Apr 25, 2023
The battle against kidney failure is an ongoing struggle for many Americans. Since 1972, Medicare has provided coverage for people with irreversible kidney failure, also known as End Stage Renal Disease (ESRD), through the Medicare ESRD Benefit. Although this program has been helpful, it still leaves ESRD patients under 65 years old with significant out-of-pocket expenses. The Jack Reynolds Memorial Medigap Expansion Act (H.R. 1676) aims to address this issue by extending Medigap coverage to all ESRD beneficiaries, regardless of age.
Medicare covers 80% of the cost of Part B services for ESRD patients, such as dialysis treatments and immunosuppressant drugs. However, beneficiaries are responsible for the remaining 20% coinsurance, copays, and deductibles. To help with these costs, many patients turn to supplemental insurance called Medigap. Unfortunately, federal law does not require insurance companies to sell Medigap plans to Medicare beneficiaries under 65 years old, leaving many ESRD patients without the option for supplemental coverage.
Four states – Arizona, Nevada, Ohio, and Kentucky – have not enacted provisions to ensure access to supplemental coverage for Medicare beneficiaries under 65. Furthermore, 13 states and Washington D.C. do not require insurers to offer plans to Medicare beneficiaries under 65, although some coverage may be available through high-risk pools or voluntary offerings from insurance companies. This lack of uniform access to Medigap insurance is a significant barrier for patients with ESRD.
In response to this issue, Reps. Cindy Axne (D-IA) and Jaime Herrera Beutler (R-WA) introduced The Jack Reynolds Memorial Medigap Expansion Act (H.R. 1676). This legislation would require insurers that offer Medigap policies to make them equally available to all Medicare beneficiaries under 65, including those with ESRD. By allowing ESRD patients under 65 to purchase privately offered Medigap supplemental plans covering kidney treatments, the act aims to reduce out-of-pocket expenditures for those affected by kidney failure.
If you would like to show your support, contact your representative and let them know that you support the Jack Reynolds Memorial Medigap Expansion Act. You can find your local representative here.
The Jack Reynolds Memorial Medigap Expansion Act is a crucial step toward ensuring equal access to Medigap insurance for all Medicare-eligible patients, regardless of age, disability, or ESRD status. By supporting this legislation, we can help reduce the financial burden on those struggling with kidney failure and improve their quality of life.

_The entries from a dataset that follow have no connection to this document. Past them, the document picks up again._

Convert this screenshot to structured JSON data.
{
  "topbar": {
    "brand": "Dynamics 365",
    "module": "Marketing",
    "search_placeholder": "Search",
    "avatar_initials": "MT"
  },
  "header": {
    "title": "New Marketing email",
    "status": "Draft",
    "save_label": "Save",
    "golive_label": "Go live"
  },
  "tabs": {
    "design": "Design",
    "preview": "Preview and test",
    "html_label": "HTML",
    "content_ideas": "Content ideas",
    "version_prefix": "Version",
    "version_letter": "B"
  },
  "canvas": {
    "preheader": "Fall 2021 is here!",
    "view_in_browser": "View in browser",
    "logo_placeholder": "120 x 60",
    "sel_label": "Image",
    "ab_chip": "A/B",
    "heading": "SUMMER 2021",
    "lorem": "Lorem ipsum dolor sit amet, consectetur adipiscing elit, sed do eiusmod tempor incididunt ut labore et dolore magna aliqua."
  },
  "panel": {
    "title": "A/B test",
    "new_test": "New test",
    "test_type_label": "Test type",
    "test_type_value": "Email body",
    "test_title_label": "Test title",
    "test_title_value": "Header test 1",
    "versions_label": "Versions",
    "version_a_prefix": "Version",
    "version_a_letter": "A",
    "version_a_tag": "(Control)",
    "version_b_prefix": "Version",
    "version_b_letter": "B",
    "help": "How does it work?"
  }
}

Rich Foreman brings over 30 years of technology leadership to his role of CEO and Co-Founder of KidneySoft. As founding CTO, Rich led the team that developed the CordicoShield / CordicoFire Wellness App. Cordico was honored with the Sacramento Innovation Award in 2021. After achieving a 7 digit ARR, Cordico was acquired by Lexipol in 2020. Rich has a BS in Industrial Engineering from the University of Washington, an MPA from Troy State University and was an officer in the U.S. Navy. Rich co-authored his book, "Tap into the Mobile Economy." Rich's blog was listed in Top 20 Marketing Mobile Blogs of 2014. He has been featured on KCRA3, NEWS10, 1170 Tech AM PowerDrive, Business Radio Money 105.5, SiliconIndia, the Sacramento Business Journal, and the Sacramento Bee. Rich is also the Founding Director of the Sacramento Chapter of Startup Grind and served a term as Utility Commissioner for the City of Folsom. Rich is a regular contributor to TechWire.net and StartupSac. Rich was the Co-founder of Apptology which was named Small Business of the Year in 2014 by the Sacramento Asian Pacific Chamber. He was also the Founding Chief Technology Officer at Cordico. Cordico was acquired by Lexipol in 2020. Rich also served 4 years as a Naval Officer in the Civil Engineer Corps.
This material is for informational purposes only. It does not replace the advice or counsel of a doctor or health care professional. KidneyLuv makes every effort to provide information that is accurate and timely, but makes no guarantee in this regard. You should consult with, and rely only on the advice of, your physician or health care professional.